Petal size is a critical factor in plant reproduction and horticulture, and is largely determined by cell expansion. Gerbera hybrida is an important horticultural plant and serves as a model for studying petal organogenesis. We have previously characterized GhWIP2, a Trp-Ile-Pro (WIP)-type zinc protein, that constrains petal size by suppressing cell expansion. However, the underlying molecular mechanism remains largely unclear. Using yeast two-hybrid screening, bimolecular fluorescence complementation, and co-immunoprecipitation, we identified a TEOSINTE BRANCHED1/CYCLOIDEA/PROLIFERATING CELL FACTOR (TCP) family transcription factor, GhTCP7, that interacts with GhWIP2 both in vitro and in vivo. Using reverse genetic approaches, we elucidated the function of the GhTCP7-GhWIP2 complex in controlling petal expansion. GhTCP7 overexpression severely reduced cell expansion and petal size, whereas GhTCP7 silencing resulted in increased cell expansion and petal size. GhTCP7 showed similar expression patterns to GhWIP2 in various types of G. hybrida petals. We further identified GhIAA26, which encodes an auxin signalling regulator, that is activated by the GhTCP7-GhWIP2 complex, leading to the suppression of petal expansion.
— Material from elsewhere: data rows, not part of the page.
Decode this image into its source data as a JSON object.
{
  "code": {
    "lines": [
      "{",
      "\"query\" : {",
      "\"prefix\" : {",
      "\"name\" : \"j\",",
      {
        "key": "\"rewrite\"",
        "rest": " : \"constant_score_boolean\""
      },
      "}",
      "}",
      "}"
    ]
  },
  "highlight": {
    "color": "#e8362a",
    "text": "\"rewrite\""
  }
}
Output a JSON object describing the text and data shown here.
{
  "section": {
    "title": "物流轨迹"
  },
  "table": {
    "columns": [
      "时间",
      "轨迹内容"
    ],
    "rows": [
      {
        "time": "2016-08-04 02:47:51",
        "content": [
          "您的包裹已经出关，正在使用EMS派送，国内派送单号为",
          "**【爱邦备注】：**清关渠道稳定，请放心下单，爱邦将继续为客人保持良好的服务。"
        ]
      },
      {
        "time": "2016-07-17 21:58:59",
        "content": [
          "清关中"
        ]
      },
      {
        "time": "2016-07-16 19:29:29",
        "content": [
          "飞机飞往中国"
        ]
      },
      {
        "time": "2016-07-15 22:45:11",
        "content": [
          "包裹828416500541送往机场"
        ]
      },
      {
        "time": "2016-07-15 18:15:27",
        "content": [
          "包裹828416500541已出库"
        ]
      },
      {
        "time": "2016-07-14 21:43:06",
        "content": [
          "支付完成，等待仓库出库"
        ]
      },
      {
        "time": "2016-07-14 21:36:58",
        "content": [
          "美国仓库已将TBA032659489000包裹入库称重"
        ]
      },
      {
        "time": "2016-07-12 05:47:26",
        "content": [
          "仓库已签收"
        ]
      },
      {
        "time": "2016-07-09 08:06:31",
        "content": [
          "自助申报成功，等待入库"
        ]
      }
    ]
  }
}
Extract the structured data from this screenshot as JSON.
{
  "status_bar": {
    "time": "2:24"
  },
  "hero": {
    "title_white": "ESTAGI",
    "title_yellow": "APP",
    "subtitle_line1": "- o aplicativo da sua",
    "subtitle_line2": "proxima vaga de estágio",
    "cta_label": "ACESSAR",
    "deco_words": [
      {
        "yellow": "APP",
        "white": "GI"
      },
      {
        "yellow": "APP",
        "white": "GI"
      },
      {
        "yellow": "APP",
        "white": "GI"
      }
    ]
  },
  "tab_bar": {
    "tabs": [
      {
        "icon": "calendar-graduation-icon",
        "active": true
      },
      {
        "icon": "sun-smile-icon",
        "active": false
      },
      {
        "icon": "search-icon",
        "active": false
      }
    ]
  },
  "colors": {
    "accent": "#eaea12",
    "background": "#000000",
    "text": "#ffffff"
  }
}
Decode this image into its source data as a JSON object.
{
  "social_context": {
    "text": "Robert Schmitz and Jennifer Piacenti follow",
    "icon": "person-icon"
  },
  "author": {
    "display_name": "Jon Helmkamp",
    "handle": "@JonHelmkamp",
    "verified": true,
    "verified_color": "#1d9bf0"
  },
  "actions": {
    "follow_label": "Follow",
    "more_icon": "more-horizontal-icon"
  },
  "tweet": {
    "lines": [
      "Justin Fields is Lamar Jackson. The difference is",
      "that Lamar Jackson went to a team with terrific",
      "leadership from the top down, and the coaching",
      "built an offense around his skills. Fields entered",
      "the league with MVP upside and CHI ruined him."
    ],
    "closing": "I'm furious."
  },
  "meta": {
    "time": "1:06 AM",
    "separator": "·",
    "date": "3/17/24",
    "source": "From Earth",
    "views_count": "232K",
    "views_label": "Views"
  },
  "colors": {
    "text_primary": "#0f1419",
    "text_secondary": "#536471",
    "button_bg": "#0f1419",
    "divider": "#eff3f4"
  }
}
Our findings reveal a previously unknown transcriptional regulatory mechanism that involves protein-protein interactions between two different transcription factor families to activate a negative regulator of petal organogenesis.
|Number of pages||17|
|Journal||Journal of Experimental Botany|
|State||Published - Aug 3 2023|
Bibliographical note© Crown copyright. Published by Oxford University Press on behalf of the Society for Experimental Biology.
- Transcription Factors/genetics
- Gene Expression Regulation, Plant
- Zinc Fingers
- Plant Proteins/genetics